Those raising the issue are not really focused on retribution or the punishment of Bush administration officials. The American political system operates on the basis of precedents and their concern is that the Bush torture program, if allowed to pass without challenge, will be a precedent to which future presidents may turn.
What are the new president’s options? He certainly could not simply have his attorney general launch a criminal probe. The criminal justice system demands that investigations operate apart from the world of political decision making. So, he has two other options: appoint a commission to investigate the matter and render a report or simply walk away.
A number of voices have been raised in opposition to the commission proposal: former Justice Department lawyers Bob Litt and Jack Goldsmith, former CIA official John Brennan, and a number of Congressional leaders, including Speaker of the House Nancy Pelosi. They all raise principled concerns about the adverse effect an inquiry would have and urge the country, in effect, to “move on.” An even more extreme position is staked out by William Kristol, who characterizes the engineers of the torture policy as heroes and suggests that Bush both pardon them and give them the Presidential Medal of Freedom.
Perhaps unsurprisingly, each has his or her own particular reason to fear coming under a commission’s scrutiny. Litt has been hired as counsel to former CIA general counsel Scott Muller, whose conduct Mukasey puts squarely in the center of the decision to introduce torture. Brennan helped assemble and run the CIA’s counterterrorism center and may have been involved in implementation of some aspects of the controversial policy. Goldsmith, who published an op-ed in the Washington Post on November 26 opposing a commission, was a junior member of the “war council” of Bush administration lawyers closely tied to the introduction of torture as a matter of policy; he also served as a legal advisor to Defense Department general counsel Jim Haynes, whose role was key to the entire process. Any commission would be scrutinizing Goldsmith’s work and dealings very closely. And congressional leaders like Nancy Pelosi, Jay Rockefeller (of the Senate Intelligence Committee) and Jane Harman (of the House Intelligence Committee), were members of the “Gang of Eight” briefed on the details of their program. Any commission would certainly reflect on the problems of congressional oversight of the torture program and especially the curious silence of the Democratic leadership.
So how will Barack Obama deal with this troubling question? Obviously, if Bush issues a blanket pardon, it would make the issue much simpler, taking the sting out of a probe. Bush would have to cope with the public anger that such pardons usually provoke. And that explains why Bush has sent a signal—though not one that binds him in any way—that he won’t issue a pardon.
Time is on Obama’s side. He has no need to make any final decisions on the matter until after Bush leaves the Oval Office. That would leave it to Bush to take the sort of gamble he’s taken many times in his presidency—or not.

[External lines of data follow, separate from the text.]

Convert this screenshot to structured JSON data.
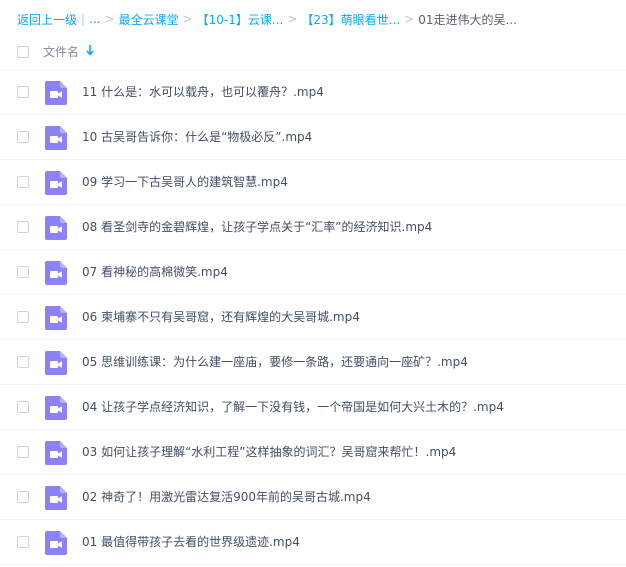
{
  "breadcrumb": {
    "back": "返回上一级",
    "ellipsis": "...",
    "items": [
      "最全云课堂",
      "【10-1】云课...",
      "【23】萌眼看世..."
    ],
    "current": "01走进伟大的吴...",
    "separator": ">",
    "divider": "|"
  },
  "header": {
    "column_name": "文件名"
  },
  "files": [
    "11 什么是：水可以载舟，也可以覆舟？.mp4",
    "10 古吴哥告诉你：什么是“物极必反”.mp4",
    "09 学习一下古吴哥人的建筑智慧.mp4",
    "08 看圣剑寺的金碧辉煌，让孩子学点关于“汇率”的经济知识.mp4",
    "07 看神秘的高棉微笑.mp4",
    "06 柬埔寨不只有吴哥窟，还有辉煌的大吴哥城.mp4",
    "05 思维训练课：为什么建一座庙，要修一条路，还要通向一座矿？.mp4",
    "04 让孩子学点经济知识，了解一下没有钱，一个帝国是如何大兴土木的？.mp4",
    "03 如何让孩子理解“水利工程”这样抽象的词汇？吴哥窟来帮忙！.mp4",
    "02 神奇了！用激光雷达复活900年前的吴哥古城.mp4",
    "01 最值得带孩子去看的世界级遗迹.mp4"
  ],
  "colors": {
    "accent": "#09aaff",
    "video_icon": "#8c82f5"
  },
  "icons": {
    "file": "video-file-icon",
    "sort": "sort-down-arrow-icon"
  }
}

Only this time, it would reflect on the responsibility and culpability of some of his closest advisors.
Scott Horton is a law professor and writer on legal and national security affairs for Harper's Magazine and The American Lawyer, among other publications.